ABC’s Modern Family, which bows Sept. 23 at 9 p.m., has been one of the best-reviewed shows of broadcast’s new class. It brought down the house during upfront week, when the network boldly showed the entire pilot to huge laughs at Lincoln Center in New York.
But it has not gotten anywhere near the promotion that ABC has given fellow Wednesday night rookie Cougar Town and its recognizable sitcom star, Courteney Cox. Needing to launch an entirely new comedy block, the network’s marketers put their muscle behind the former Friends star.
Modern Family—which stars Ed O’Neill as the patriarch of an eclectic brood that includes a same-sex couple who recently adopted a baby girl from Vietnam, and O’Neill’s own recent marriage to a Latina many years his junior—also has formidable competition from Fox’s Glee, NBC’s still-strong Law & Order: SVU and CBS’ reliable performer Criminal Minds.
So creator Steve Levitan, who has been in the broadcast TV trenches going on a couple of decades, is keeping his expectations in check. “I fully expect us to get our butts kicked on Wednesday,” he says.

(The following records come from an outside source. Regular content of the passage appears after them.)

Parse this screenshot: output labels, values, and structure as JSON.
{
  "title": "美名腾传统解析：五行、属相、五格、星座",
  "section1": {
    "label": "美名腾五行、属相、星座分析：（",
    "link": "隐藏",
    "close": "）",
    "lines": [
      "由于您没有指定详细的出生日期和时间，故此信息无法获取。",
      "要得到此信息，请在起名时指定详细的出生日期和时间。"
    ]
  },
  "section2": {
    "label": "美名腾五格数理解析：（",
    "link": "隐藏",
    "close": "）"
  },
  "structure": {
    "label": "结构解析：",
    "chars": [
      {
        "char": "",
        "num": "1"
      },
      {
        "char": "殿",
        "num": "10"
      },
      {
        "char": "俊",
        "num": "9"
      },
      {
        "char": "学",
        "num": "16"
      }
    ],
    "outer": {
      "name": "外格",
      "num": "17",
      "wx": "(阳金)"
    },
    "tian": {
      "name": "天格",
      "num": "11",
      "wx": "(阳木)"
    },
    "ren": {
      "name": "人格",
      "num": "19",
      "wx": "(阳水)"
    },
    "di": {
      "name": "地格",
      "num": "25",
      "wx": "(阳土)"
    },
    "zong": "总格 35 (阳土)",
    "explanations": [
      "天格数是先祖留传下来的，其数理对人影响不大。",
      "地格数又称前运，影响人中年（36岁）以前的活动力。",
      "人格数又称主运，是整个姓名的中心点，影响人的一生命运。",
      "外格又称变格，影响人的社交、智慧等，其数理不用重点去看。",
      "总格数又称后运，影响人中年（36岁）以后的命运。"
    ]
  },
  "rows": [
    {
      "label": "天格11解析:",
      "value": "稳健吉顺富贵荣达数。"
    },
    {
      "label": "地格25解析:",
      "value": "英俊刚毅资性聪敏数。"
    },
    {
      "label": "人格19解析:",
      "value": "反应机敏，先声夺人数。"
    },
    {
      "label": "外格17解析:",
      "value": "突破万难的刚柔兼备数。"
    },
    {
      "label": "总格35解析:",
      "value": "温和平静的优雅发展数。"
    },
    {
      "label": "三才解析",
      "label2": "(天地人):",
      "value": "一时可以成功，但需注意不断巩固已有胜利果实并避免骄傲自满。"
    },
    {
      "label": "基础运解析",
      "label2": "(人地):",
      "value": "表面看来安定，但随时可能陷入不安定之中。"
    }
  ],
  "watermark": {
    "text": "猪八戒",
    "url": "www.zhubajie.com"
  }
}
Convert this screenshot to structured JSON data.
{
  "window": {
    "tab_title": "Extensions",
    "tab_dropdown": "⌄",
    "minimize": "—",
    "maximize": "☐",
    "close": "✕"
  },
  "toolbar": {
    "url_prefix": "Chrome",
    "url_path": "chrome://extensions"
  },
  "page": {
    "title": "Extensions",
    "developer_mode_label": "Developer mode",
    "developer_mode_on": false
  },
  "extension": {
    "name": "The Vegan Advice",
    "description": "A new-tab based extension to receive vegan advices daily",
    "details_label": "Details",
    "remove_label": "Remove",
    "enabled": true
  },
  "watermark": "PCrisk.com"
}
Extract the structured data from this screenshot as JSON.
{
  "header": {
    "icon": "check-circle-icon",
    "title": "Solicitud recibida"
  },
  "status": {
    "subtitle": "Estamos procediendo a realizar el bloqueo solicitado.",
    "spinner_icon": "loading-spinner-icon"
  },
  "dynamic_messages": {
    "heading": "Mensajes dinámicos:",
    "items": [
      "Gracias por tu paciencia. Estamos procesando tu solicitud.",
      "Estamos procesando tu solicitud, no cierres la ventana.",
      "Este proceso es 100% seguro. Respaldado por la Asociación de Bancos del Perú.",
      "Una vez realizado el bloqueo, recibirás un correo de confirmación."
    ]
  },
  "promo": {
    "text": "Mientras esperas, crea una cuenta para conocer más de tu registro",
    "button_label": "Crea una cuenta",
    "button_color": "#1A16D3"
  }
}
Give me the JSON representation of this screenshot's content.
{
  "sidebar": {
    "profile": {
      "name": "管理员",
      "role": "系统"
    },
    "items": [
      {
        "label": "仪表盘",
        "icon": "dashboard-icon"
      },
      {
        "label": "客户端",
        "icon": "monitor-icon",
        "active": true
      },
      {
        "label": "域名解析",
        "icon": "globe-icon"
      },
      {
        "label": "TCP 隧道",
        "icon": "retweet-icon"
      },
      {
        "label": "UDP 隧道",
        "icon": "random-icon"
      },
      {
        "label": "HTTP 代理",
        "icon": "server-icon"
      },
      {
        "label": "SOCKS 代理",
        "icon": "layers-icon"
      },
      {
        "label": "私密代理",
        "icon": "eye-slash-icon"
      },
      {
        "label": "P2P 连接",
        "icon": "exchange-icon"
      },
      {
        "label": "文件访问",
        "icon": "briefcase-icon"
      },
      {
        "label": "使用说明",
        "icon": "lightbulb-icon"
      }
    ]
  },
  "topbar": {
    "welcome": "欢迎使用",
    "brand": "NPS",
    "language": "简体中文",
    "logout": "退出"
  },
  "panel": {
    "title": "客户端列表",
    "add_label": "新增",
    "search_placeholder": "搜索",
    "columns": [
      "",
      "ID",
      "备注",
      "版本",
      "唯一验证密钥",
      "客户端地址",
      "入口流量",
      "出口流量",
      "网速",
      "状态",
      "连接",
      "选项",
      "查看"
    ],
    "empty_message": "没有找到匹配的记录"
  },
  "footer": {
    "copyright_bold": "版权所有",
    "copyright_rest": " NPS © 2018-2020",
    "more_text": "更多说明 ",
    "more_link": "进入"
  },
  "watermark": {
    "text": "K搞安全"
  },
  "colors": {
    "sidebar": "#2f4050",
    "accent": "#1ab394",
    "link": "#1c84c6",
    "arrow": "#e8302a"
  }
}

Levitan stressed that he’s happy with ABC’s promotional efforts for the show, which were limited by the fact that Modern Family does not have a big, marketable star to drive awareness (like Cox) or a premise easily distilled into an instantly recognizable tagline (ABC has come up with “Three Households. One Unique Family.”) “I think it’s smart of ABC to build a comedy block,” Levitan says. “I think as long as they’re patient and their expectations are acceptably low, we’ll be fine.”
Levitan knows that changing people’s viewing habits is a directive that requires a measure of patience. And, he adds, he and ABC president Steve McPherson are on the same page on that one.
“I do believe that ABC and Steve specifically get it,” Levitan says. “I don’t think that if we come on and don’t do that well immediately, he’s going to panic and pull us.”